In ruling so adamantly, the Court has drawn a line strictly based on law, ignoring political considerations of China’s strength. China’s international partners, however, do not have this luxury, and now face the embarrassment of having to choose between their commitment to international law and their relationship with China by upholding or ignoring the ruling.
It is almost inconceivable that any state would take it upon themselves to militarily enforce the ruling, but few statements have been as cautious and restrained as the EU’s. In contrast with a stronger declaration in March against the militarization of the South China Sea, the High Representative stated that the EU and its member states “acknowledge the award… (but) do not take a position on sovereignty aspects relating to claims.”
This softer position is partly explained by the fact that the Court is setting a precedent that has implications worldwide – including in Europe – by severely restricting the basis on which states can lay claim to offshore territories known as exclusive economic zones (EEZs).

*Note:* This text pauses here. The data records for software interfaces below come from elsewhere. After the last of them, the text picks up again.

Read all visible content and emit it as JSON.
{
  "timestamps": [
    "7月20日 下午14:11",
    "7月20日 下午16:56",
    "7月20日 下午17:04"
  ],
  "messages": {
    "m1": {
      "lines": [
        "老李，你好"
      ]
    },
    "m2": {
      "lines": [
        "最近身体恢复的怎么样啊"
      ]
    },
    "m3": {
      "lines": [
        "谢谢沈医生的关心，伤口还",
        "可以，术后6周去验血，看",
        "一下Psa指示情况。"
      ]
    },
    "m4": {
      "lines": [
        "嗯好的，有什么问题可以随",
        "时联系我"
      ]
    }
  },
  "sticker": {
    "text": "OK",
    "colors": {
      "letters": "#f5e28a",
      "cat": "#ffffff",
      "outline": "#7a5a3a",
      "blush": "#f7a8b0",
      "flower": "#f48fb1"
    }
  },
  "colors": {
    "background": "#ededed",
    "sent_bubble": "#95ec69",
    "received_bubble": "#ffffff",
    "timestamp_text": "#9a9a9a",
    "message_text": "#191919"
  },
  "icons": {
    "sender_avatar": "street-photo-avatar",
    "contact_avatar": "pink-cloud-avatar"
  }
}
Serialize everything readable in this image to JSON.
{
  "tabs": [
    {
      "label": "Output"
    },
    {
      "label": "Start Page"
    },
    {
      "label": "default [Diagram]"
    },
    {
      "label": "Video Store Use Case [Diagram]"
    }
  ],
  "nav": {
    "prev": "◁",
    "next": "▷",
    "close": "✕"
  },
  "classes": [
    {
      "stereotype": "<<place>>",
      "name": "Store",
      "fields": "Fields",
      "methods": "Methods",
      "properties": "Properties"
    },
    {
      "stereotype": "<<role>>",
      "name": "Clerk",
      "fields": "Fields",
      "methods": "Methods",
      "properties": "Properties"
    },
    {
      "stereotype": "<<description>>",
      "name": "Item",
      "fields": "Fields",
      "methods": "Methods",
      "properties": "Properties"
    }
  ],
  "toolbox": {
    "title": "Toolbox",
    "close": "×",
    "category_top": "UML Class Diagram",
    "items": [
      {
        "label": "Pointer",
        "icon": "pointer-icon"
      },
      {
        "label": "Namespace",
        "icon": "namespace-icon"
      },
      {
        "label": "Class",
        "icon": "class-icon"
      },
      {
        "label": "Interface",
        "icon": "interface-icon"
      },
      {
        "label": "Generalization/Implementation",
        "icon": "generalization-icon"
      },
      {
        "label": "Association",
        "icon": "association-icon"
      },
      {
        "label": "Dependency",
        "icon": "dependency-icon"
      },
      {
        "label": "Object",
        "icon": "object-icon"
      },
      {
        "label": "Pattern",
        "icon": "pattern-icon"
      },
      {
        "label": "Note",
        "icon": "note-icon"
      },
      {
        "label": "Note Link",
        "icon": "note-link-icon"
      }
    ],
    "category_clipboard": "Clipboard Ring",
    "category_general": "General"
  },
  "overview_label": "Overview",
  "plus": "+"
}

This is a welcome and healthy development: perversely, the 1982 UN Convention on the Law of the Sea (UNCLOS) created a whole new category of international quarrels overnight when it introduced the concept of EEZs, which extend 200 nautical miles beyond the traditional boundary of territorial seas. The Court’s recent ruling on the South China Sea clarifies some of those quarrels and also reduces the ability of UNCLOS signatory states to exempt themselves from the Court’s proceedings.
At least three EU member states have cause for concern over these developments. France, with the world’s second largest maritime domain and claims on EEZs, may find it has a problem in the Indian Ocean with its co-called Scattered Islands, claimed by Madagascar and Mauritius. Croatia withdrew in 2015 from an arbitration process with Slovenia on its maritime border around Piran Island. And Greece has seen the Court deny jurisdiction in a similar case with Turkey in 1976, a case directly cited by China’s official statement after the recent ruling.
This presented a thorny problem for the EU Council, which had to find language without implications on the above cases. But according to informed participants, the biggest obstacle was Hungary’s determination to fight for China inside the Council - evidence of the success of Chinese bilateral lobbying. Even the language from the March declaration could not be agreed upon again, and instead was included merely as an annex to the new resolution.
In light of these constraints, it is striking that the Council arrived at a common position within three days, and especially on the heels of the EU-China Summit on July 12-13. Three conclusions should be drawn from this. First, the stress created by Brexit did not break the EU’s decision process in the weeks that followed. Second, any action that does not require unanimity or a qualified majority, but merely a Commission position, is likely to be stronger. And third, unfortunately, EU action on the core areas of economic and trade issues is still infinitely more efficient than that on foreign and security policy. This is a strong argument in favour of retaining executive control over economic and trade policy within the commission, rather than reverting to decisions by member states. The cost of collective decision-making, it would seem, is watered down decisions and statements.